- If you’re cutting wood this also allows the sawdust to drop away from the cutting line, when the blade moves backwards, which gives you a better line of sight to the cut.
Variable speed control
Most jigsaws will allow you to control the speed of the blade. This can be very important depending on the types of materials that you’ll be cutting. As a general rule, the harder the material (e.g. metal), the slower the blade needs to be moving; and the softer (e.g. wood), the faster the blade should be going.
This simply allows angled cuts in both directions. The benefit here is that you won’t have to move either your work piece or yourself to bevel on both sides.
This can really make seeing your cutting line a lot easier. Don’t rule it out just because you’ve got lights in your shop!
Quite a simple thing but, again, this can help you follow your cutting line by projecting a line showing where your jigsaw is pointing.
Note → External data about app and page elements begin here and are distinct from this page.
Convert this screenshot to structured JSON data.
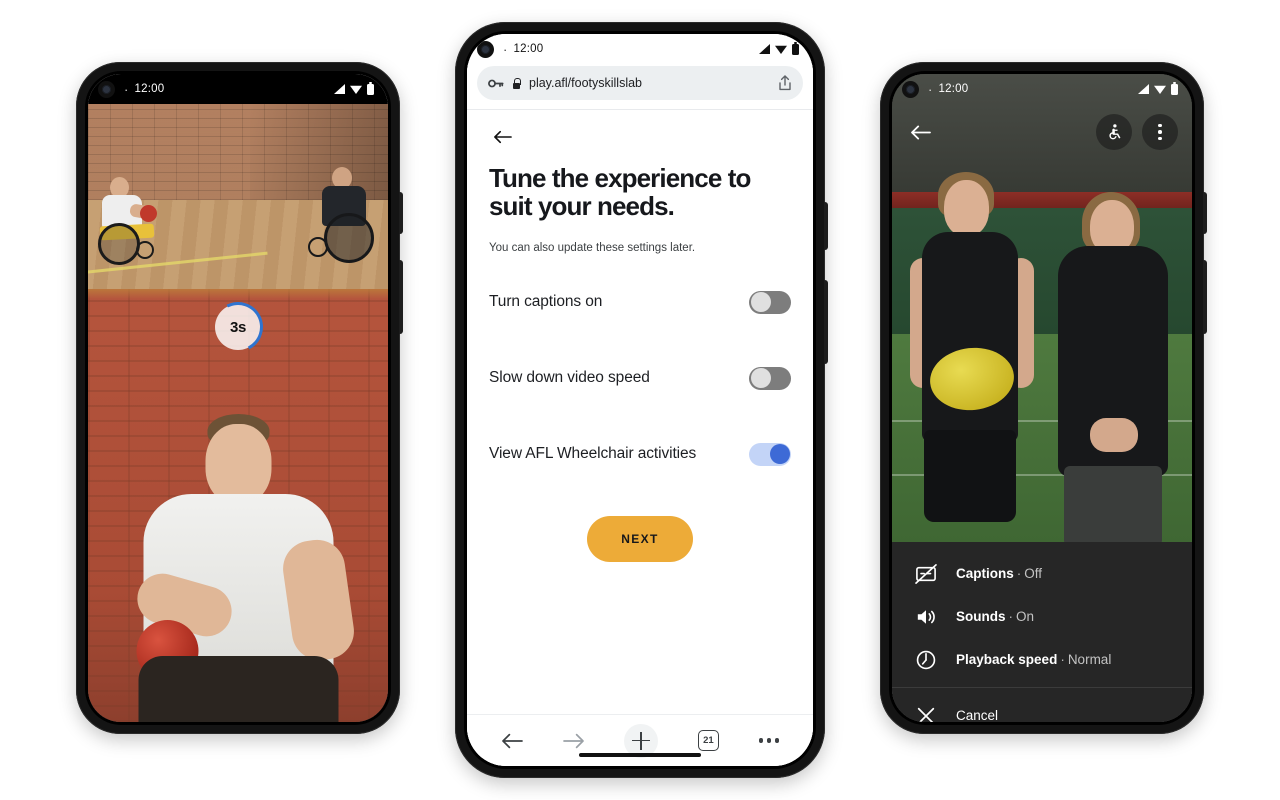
{
  "statusbar": {
    "dot": "·",
    "time": "12:00"
  },
  "phone_left": {
    "name": "video-countdown-screen",
    "countdown": "3s",
    "scene": "Indoor gym: two AFL wheelchair players facing each other on a timber court, brick wall background; foreground man in white t-shirt holding a red ball."
  },
  "phone_center": {
    "browser": {
      "url": "play.afl/footyskillslab",
      "key_icon": "password-key-icon",
      "lock_icon": "lock-icon",
      "share_icon": "share-icon"
    },
    "page": {
      "back_icon": "arrow-back-icon",
      "title": "Tune the experience to suit your needs.",
      "subtitle": "You can also update these settings later.",
      "settings": [
        {
          "label": "Turn captions on",
          "state": "off"
        },
        {
          "label": "Slow down video speed",
          "state": "off"
        },
        {
          "label": "View AFL Wheelchair activities",
          "state": "on"
        }
      ],
      "next_label": "NEXT"
    },
    "bottombar": {
      "back_icon": "arrow-back-icon",
      "forward_icon": "arrow-forward-icon",
      "new_tab_icon": "plus-icon",
      "tab_count": "21",
      "more_icon": "more-horizontal-icon"
    }
  },
  "phone_right": {
    "topbar": {
      "back_icon": "arrow-back-icon",
      "accessibility_icon": "wheelchair-accessibility-icon",
      "overflow_icon": "more-vertical-icon"
    },
    "scene": "Two female AFL athletes in black training kit standing on an indoor green pitch; the left athlete holds a yellow football.",
    "menu": [
      {
        "icon": "captions-off-icon",
        "label": "Captions",
        "separator": "·",
        "value": "Off"
      },
      {
        "icon": "volume-on-icon",
        "label": "Sounds",
        "separator": "·",
        "value": "On"
      },
      {
        "icon": "playback-speed-icon",
        "label": "Playback speed",
        "separator": "·",
        "value": "Normal"
      }
    ],
    "cancel": {
      "icon": "close-icon",
      "label": "Cancel"
    }
  },
  "colors": {
    "accent_amber": "#edab38",
    "toggle_on_track": "#c3d4f7",
    "toggle_on_knob": "#3d6ad6",
    "toggle_off_track": "#7d7d7d",
    "sheet_bg": "#262626"
  }
}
This can help if you have trouble wandering off your cut line.
The same as any tool used for woodworking, if you’re collecting your dust as you go then it’s not flying around in your face (or lungs) and there’s less to clean up afterwards which is always a bonus!
Jigsaw blades types
Jigsaw blades come in several varieties depending on the type of material they are designed to cut. You’ll probably get an all-rounder blade with your jigsaw, which will give ok performance in a few different materials; but you’ll most likely want to buy a specialised blade almost straight away.
There are a few things to consider when selecting a new blade – check out my article on band saw blades too, as they’re quite similar.
- Blade material
- Teeth per inch
- Tooth set
- Blade width
Most blades are made from one of three types or material.
Tungsten carbide: These work best for cutting masonry or ceramics.
High-speed steel: These are good for lighter metals of soft woods such as pine.
Bi-metal: Use these for heaving jobs, such as harder metals and hardwoods like oak.
Teeth per inch
Shortened to TPI, this measures how many teeth are in each inch of the blade. This will determine the type of material the blade can be used for along with both the speed and quality of the cut. A low TPI (6-20) is suitable for soft materials. This will result in a fast cut that needs some sanding to smooth it off. Harder materials need a higher TPI (14-36) and will be slower to cut.
The tooth set will be either ground or milled. Ground sets have a fine point, will cut slowly but result in a higher quality cut. Milled sets are good for fast, rough cuts and are blunter. Milled sets tend to last longer than ground sets.
Blade width is measured from the back of the blade to the tips of the teeth; this has the biggest impact on the radius of a cut that you’ll be able to make. A thinner blade will make a tighter radius cut. If you’re doing a straight cut then use the widest blade your jigsaw can accommodate as this will result in less wandering.
So you’ve got your jigsaw and an appropriate blade, before you go and have some fun you’ll need just a few more things to keep you safe and get a decent finish.
- Eye protection
- Ear defenders (depending how loud your saw is)
- A face mask to reduce your dust inhalation
- Saw horses, a jigsaw table or a workbench to hold your work-piece
- A few clamps to hold it securely
So there you have it, all the information you need to help you choose the best jigsaw for your projects. Just make sure you use an appropriate blade or you’ll risk damage to the blade and maybe even your new saw. And, of course, remember to play safe!